Copy out all the data, word for word.

Stored data START

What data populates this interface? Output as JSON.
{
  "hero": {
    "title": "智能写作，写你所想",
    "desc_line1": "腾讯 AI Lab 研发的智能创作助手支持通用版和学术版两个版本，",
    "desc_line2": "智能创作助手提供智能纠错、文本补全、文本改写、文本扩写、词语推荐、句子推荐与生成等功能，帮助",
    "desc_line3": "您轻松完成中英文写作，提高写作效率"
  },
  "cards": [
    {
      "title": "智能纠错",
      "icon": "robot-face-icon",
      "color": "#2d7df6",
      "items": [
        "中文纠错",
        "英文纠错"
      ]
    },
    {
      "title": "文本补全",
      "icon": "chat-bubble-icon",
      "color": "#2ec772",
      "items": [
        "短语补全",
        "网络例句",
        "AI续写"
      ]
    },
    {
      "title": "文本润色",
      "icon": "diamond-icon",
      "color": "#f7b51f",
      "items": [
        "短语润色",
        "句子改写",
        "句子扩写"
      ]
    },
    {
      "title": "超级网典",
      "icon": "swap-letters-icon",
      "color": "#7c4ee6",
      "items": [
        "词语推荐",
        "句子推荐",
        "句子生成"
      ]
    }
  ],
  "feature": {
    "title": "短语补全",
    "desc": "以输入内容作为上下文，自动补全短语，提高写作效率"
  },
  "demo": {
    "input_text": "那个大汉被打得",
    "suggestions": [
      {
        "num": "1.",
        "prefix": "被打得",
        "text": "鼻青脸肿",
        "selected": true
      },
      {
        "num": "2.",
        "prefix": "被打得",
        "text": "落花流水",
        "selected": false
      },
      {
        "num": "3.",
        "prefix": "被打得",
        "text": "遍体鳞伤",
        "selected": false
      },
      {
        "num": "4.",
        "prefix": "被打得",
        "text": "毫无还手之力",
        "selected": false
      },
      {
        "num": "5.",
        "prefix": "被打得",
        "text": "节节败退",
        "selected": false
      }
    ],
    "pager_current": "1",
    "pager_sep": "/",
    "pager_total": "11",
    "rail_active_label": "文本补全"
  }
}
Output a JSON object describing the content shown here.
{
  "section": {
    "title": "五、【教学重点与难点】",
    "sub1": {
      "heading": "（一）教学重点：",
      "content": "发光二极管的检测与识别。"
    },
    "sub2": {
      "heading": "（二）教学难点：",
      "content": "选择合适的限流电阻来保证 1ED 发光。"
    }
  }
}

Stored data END

Response to this task
What data populates this interface? Output as JSON.
{
  "hero": {
    "title": "智能写作，写你所想",
    "desc_line1": "腾讯 AI Lab 研发的智能创作助手支持通用版和学术版两个版本，",
    "desc_line2": "智能创作助手提供智能纠错、文本补全、文本改写、文本扩写、词语推荐、句子推荐与生成等功能，帮助",
    "desc_line3": "您轻松完成中英文写作，提高写作效率"
  },
  "cards": [
    {
      "title": "智能纠错",
      "icon": "robot-face-icon",
      "color": "#2d7df6",
      "items": [
        "中文纠错",
        "英文纠错"
      ]
    },
    {
      "title": "文本补全",
      "icon": "chat-bubble-icon",
      "color": "#2ec772",
      "items": [
        "短语补全",
        "网络例句",
        "AI续写"
      ]
    },
    {
      "title": "文本润色",
      "icon": "diamond-icon",
      "color": "#f7b51f",
      "items": [
        "短语润色",
        "句子改写",
        "句子扩写"
      ]
    },
    {
      "title": "超级网典",
      "icon": "swap-letters-icon",
      "color": "#7c4ee6",
      "items": [
        "词语推荐",
        "句子推荐",
        "句子生成"
      ]
    }
  ],
  "feature": {
    "title": "短语补全",
    "desc": "以输入内容作为上下文，自动补全短语，提高写作效率"
  },
  "demo": {
    "input_text": "那个大汉被打得",
    "suggestions": [
      {
        "num": "1.",
        "prefix": "被打得",
        "text": "鼻青脸肿",
        "selected": true
      },
      {
        "num": "2.",
        "prefix": "被打得",
        "text": "落花流水",
        "selected": false
      },
      {
        "num": "3.",
        "prefix": "被打得",
        "text": "遍体鳞伤",
        "selected": false
      },
      {
        "num": "4.",
        "prefix": "被打得",
        "text": "毫无还手之力",
        "selected": false
      },
      {
        "num": "5.",
        "prefix": "被打得",
        "text": "节节败退",
        "selected": false
      }
    ],
    "pager_current": "1",
    "pager_sep": "/",
    "pager_total": "11",
    "rail_active_label": "文本补全"
  }
}
Output a JSON object describing the content shown here.
{
  "section": {
    "title": "五、【教学重点与难点】",
    "sub1": {
      "heading": "（一）教学重点：",
      "content": "发光二极管的检测与识别。"
    },
    "sub2": {
      "heading": "（二）教学难点：",
      "content": "选择合适的限流电阻来保证 1ED 发光。"
    }
  }
}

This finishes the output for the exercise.